she clutched her baby girl in her arms,
inched her way to the rail and, in an instant,
they were both overboard, taken by the sea.

Her son had already been given to the water
after his death, tossed over like garbage.
At least now she and her baby girl would join the boy,
inseparable forever, engulfed in the endless waters. Free.

© 2010 Amy Barlow Liberatore/Sharp Little Pencil


Jingle asked us to write about pastimes this week for Poetry Potluck. I love going through this box of treasures, so much that I put it in the chapbook (shameless plug, see right column!).

Hope it gives you a smile!
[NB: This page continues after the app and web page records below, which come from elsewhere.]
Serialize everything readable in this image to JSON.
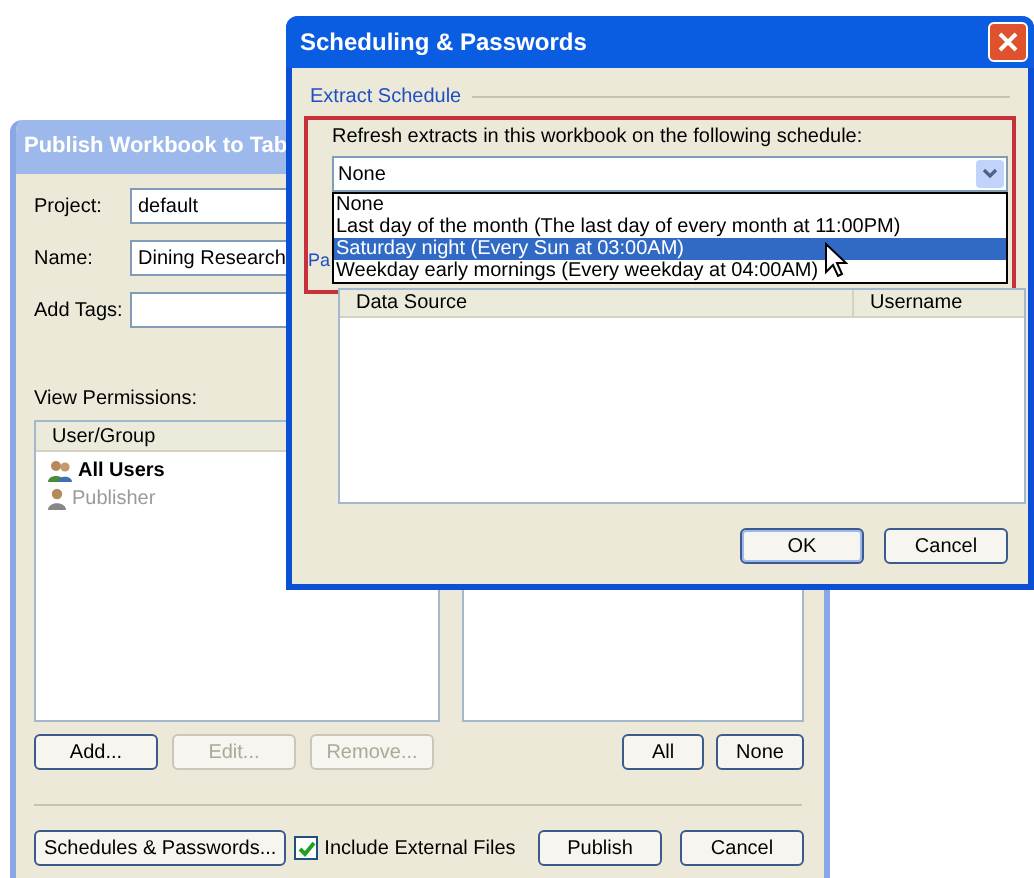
{
  "publish_window": {
    "title": "Publish Workbook to Tab",
    "fields": [
      {
        "label": "Project:",
        "value": "default"
      },
      {
        "label": "Name:",
        "value": "Dining Research"
      },
      {
        "label": "Add Tags:"
      }
    ],
    "permissions_label": "View Permissions:",
    "permissions_columns": [
      "User/Group"
    ],
    "users": [
      {
        "name": "All Users",
        "kind": "group"
      },
      {
        "name": "Publisher",
        "kind": "user"
      }
    ],
    "list_buttons": [
      {
        "label": "Add...",
        "disabled": false
      },
      {
        "label": "Edit...",
        "disabled": true
      },
      {
        "label": "Remove...",
        "disabled": true
      }
    ],
    "select_buttons": [
      "All",
      "None"
    ],
    "schedules_button": "Schedules & Passwords...",
    "include_external": {
      "label": "Include External Files",
      "checked": true
    },
    "footer_buttons": [
      "Publish",
      "Cancel"
    ]
  },
  "scheduling_window": {
    "title": "Scheduling & Passwords",
    "section": "Extract Schedule",
    "schedule_label": "Refresh extracts in this workbook on the following schedule:",
    "schedule_value": "None",
    "options": [
      {
        "label": "None",
        "selected": false
      },
      {
        "label": "Last day of the month (The last day of every month at 11:00PM)",
        "selected": false
      },
      {
        "label": "Saturday night (Every Sun at 03:00AM)",
        "selected": true
      },
      {
        "label": "Weekday early mornings (Every weekday at 04:00AM)",
        "selected": false
      }
    ],
    "hidden_label": "Pa",
    "table_columns": [
      "Data Source",
      "Username"
    ],
    "buttons": [
      "OK",
      "Cancel"
    ]
  }
}
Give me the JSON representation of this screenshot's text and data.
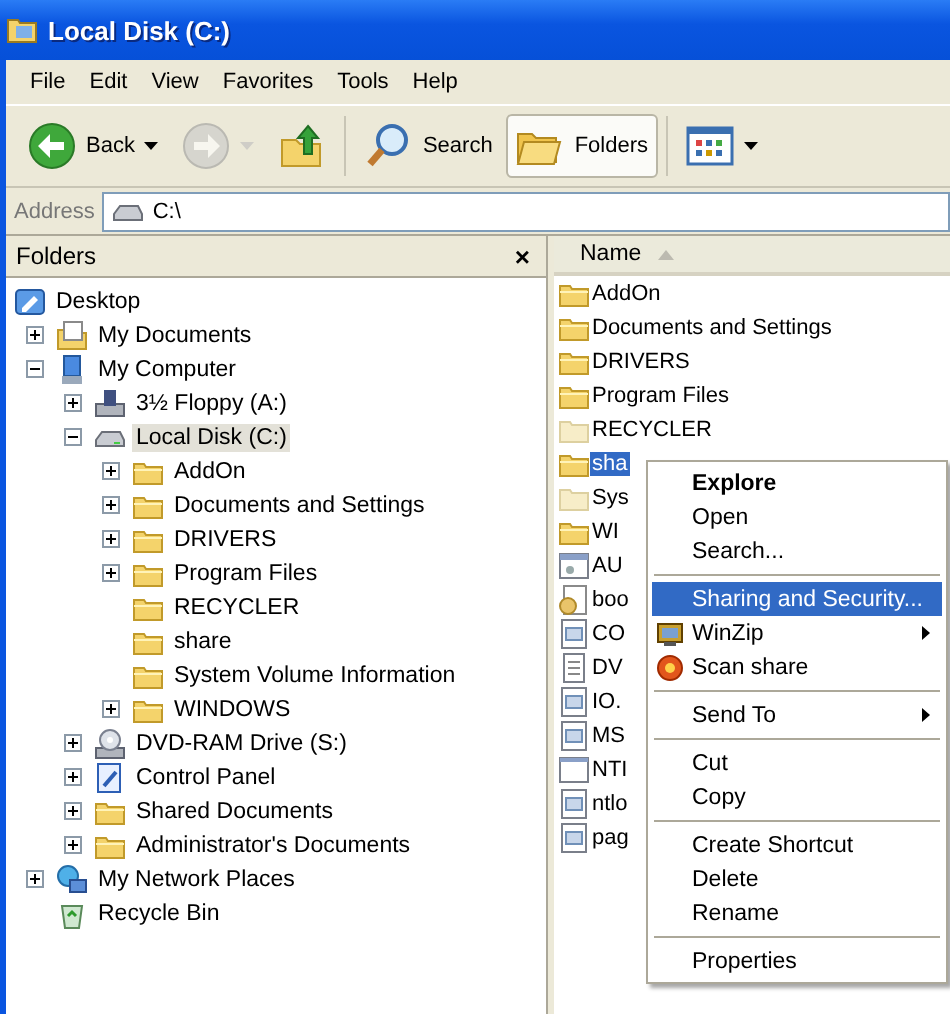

Amy

THE PRECIOUS BOX

My mother’s “precious box” held sentimental doodads
The box was left to me when she died
Inside were Grandma’s fake diamond screw-back earrings
(“Real ladies” didn’t pierce their ears in those days)

Grandpa’s ring, raw turquoise set in carved silver
Girl Scout leader pins, Dad’s cuff links
A clip-on bow tie from Mom’s singing days
And a skeleton key, antique silver, dim patina

For years I’ve pondered what lock would respond; where the “open sesame” lay
A room in a past apartment? The front door to a secret house?
A desk filled with dusty volumes of Kipling and Whitman
Perhaps a cache of cash?

Somewhere there is a house, a door, a drawer
Whose treasures will remain hidden
Because I hold in my palm
The answer to a question

© 2010 Amy Barlow Liberatore/Sharp Little Pencil


At Sunday Scribblings (glad I’m back on course after a break), we were given a one-word prompt: LIMITS. Click the Scrib link and then on the poets’ names (which are linked to their blogs) to check out other folks! Peace, Amy

HAD IT UP TO HERE

I’ve had it up to here
‘cause my daughter, who is ‘queer’
is not welcome in my sister’s home

I’ve taken all I’ll stand
from all those who would demand
that I discard my kid like a dead battery

I’m telling all the world
she is perfect, she’s my girl
If you don’t love her, please don’t waste your prayers

On Riley or her mom
because we know we are BOMB
and anyone who doesn’t get it can get stuffed

I tried to make this rhyme
to some extent, it is fine
but I couldn’t rhyme “battery” with “flattery” because that concept is entirely absent from some people’s hearts. But at least it’s truthful!

© 2010 Amy Barlow Liberatore/Sharp Little Pencil


Story from my days as a single mother in a mostly married city… Amy

WOMEN, WOMAN

In a sea of Marthas
she remained the Magdalene
Neither wanton, nor wayward, still
different, misunderstood

Her gestures of sisterhood
looked upon as threats by
the many married mommies
who kept their men on short leashes, well-heeled

Had they taken time
to listen to her thoughts
How she cared for their town
How she admired their ability to maintain stability

They might have warmed to her
But women are women, and
wives are wives, gathered in hives
And single mothers lead separate lives

© 2010 Amy Barlow Liberatore/Sharp Little Pencil